== Segment start ==

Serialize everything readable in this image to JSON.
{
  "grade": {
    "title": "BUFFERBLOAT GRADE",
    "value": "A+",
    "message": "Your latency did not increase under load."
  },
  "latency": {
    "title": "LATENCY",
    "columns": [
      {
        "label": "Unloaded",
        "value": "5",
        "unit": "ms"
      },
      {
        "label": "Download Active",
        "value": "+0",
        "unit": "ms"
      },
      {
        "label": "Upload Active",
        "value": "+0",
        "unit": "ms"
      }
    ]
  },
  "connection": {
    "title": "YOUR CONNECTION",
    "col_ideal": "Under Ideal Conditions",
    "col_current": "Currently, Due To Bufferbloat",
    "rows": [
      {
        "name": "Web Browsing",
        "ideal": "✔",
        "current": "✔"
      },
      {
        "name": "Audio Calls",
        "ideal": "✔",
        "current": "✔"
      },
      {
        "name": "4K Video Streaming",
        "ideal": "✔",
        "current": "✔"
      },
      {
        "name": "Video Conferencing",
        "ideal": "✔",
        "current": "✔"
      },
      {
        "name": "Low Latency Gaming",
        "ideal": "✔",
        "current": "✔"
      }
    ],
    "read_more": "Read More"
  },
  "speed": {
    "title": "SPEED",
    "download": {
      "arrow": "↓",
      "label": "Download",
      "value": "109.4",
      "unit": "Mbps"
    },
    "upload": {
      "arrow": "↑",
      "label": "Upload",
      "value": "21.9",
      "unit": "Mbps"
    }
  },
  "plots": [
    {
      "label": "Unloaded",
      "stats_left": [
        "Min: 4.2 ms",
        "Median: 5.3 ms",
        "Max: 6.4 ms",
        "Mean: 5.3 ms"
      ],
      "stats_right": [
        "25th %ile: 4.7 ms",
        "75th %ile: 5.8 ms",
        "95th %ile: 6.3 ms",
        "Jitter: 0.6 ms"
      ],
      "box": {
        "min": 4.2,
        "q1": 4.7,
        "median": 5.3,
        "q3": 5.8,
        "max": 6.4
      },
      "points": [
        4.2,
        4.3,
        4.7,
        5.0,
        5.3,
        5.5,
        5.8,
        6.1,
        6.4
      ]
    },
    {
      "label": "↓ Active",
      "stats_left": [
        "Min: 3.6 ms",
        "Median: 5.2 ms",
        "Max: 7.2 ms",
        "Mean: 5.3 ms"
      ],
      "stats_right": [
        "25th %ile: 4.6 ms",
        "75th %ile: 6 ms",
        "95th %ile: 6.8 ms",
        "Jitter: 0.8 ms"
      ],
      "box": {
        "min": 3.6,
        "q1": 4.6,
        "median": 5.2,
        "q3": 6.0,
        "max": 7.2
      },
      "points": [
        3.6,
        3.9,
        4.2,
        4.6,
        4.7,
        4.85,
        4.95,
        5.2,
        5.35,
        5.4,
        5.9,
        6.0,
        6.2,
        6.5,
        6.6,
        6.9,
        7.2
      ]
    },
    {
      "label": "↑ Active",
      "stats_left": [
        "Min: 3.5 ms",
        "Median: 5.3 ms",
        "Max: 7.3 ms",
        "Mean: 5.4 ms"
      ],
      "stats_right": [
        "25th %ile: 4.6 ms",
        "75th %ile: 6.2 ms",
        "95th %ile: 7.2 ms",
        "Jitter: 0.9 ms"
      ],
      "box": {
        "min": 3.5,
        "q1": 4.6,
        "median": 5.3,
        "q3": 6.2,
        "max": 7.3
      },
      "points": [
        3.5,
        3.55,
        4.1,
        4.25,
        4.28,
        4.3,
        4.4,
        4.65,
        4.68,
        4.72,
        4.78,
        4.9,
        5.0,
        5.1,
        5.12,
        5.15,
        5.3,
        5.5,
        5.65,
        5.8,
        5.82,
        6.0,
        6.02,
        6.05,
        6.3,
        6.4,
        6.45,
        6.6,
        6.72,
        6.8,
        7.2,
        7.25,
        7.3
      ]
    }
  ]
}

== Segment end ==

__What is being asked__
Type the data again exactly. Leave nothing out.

__Expected output__
Serialize everything readable in this image to JSON.
{
  "grade": {
    "title": "BUFFERBLOAT GRADE",
    "value": "A+",
    "message": "Your latency did not increase under load."
  },
  "latency": {
    "title": "LATENCY",
    "columns": [
      {
        "label": "Unloaded",
        "value": "5",
        "unit": "ms"
      },
      {
        "label": "Download Active",
        "value": "+0",
        "unit": "ms"
      },
      {
        "label": "Upload Active",
        "value": "+0",
        "unit": "ms"
      }
    ]
  },
  "connection": {
    "title": "YOUR CONNECTION",
    "col_ideal": "Under Ideal Conditions",
    "col_current": "Currently, Due To Bufferbloat",
    "rows": [
      {
        "name": "Web Browsing",
        "ideal": "✔",
        "current": "✔"
      },
      {
        "name": "Audio Calls",
        "ideal": "✔",
        "current": "✔"
      },
      {
        "name": "4K Video Streaming",
        "ideal": "✔",
        "current": "✔"
      },
      {
        "name": "Video Conferencing",
        "ideal": "✔",
        "current": "✔"
      },
      {
        "name": "Low Latency Gaming",
        "ideal": "✔",
        "current": "✔"
      }
    ],
    "read_more": "Read More"
  },
  "speed": {
    "title": "SPEED",
    "download": {
      "arrow": "↓",
      "label": "Download",
      "value": "109.4",
      "unit": "Mbps"
    },
    "upload": {
      "arrow": "↑",
      "label": "Upload",
      "value": "21.9",
      "unit": "Mbps"
    }
  },
  "plots": [
    {
      "label": "Unloaded",
      "stats_left": [
        "Min: 4.2 ms",
        "Median: 5.3 ms",
        "Max: 6.4 ms",
        "Mean: 5.3 ms"
      ],
      "stats_right": [
        "25th %ile: 4.7 ms",
        "75th %ile: 5.8 ms",
        "95th %ile: 6.3 ms",
        "Jitter: 0.6 ms"
      ],
      "box": {
        "min": 4.2,
        "q1": 4.7,
        "median": 5.3,
        "q3": 5.8,
        "max": 6.4
      },
      "points": [
        4.2,
        4.3,
        4.7,
        5.0,
        5.3,
        5.5,
        5.8,
        6.1,
        6.4
      ]
    },
    {
      "label": "↓ Active",
      "stats_left": [
        "Min: 3.6 ms",
        "Median: 5.2 ms",
        "Max: 7.2 ms",
        "Mean: 5.3 ms"
      ],
      "stats_right": [
        "25th %ile: 4.6 ms",
        "75th %ile: 6 ms",
        "95th %ile: 6.8 ms",
        "Jitter: 0.8 ms"
      ],
      "box": {
        "min": 3.6,
        "q1": 4.6,
        "median": 5.2,
        "q3": 6.0,
        "max": 7.2
      },
      "points": [
        3.6,
        3.9,
        4.2,
        4.6,
        4.7,
        4.85,
        4.95,
        5.2,
        5.35,
        5.4,
        5.9,
        6.0,
        6.2,
        6.5,
        6.6,
        6.9,
        7.2
      ]
    },
    {
      "label": "↑ Active",
      "stats_left": [
        "Min: 3.5 ms",
        "Median: 5.3 ms",
        "Max: 7.3 ms",
        "Mean: 5.4 ms"
      ],
      "stats_right": [
        "25th %ile: 4.6 ms",
        "75th %ile: 6.2 ms",
        "95th %ile: 7.2 ms",
        "Jitter: 0.9 ms"
      ],
      "box": {
        "min": 3.5,
        "q1": 4.6,
        "median": 5.3,
        "q3": 6.2,
        "max": 7.3
      },
      "points": [
        3.5,
        3.55,
        4.1,
        4.25,
        4.28,
        4.3,
        4.4,
        4.65,
        4.68,
        4.72,
        4.78,
        4.9,
        5.0,
        5.1,
        5.12,
        5.15,
        5.3,
        5.5,
        5.65,
        5.8,
        5.82,
        6.0,
        6.02,
        6.05,
        6.3,
        6.4,
        6.45,
        6.6,
        6.72,
        6.8,
        7.2,
        7.25,
        7.3
      ]
    }
  ]
}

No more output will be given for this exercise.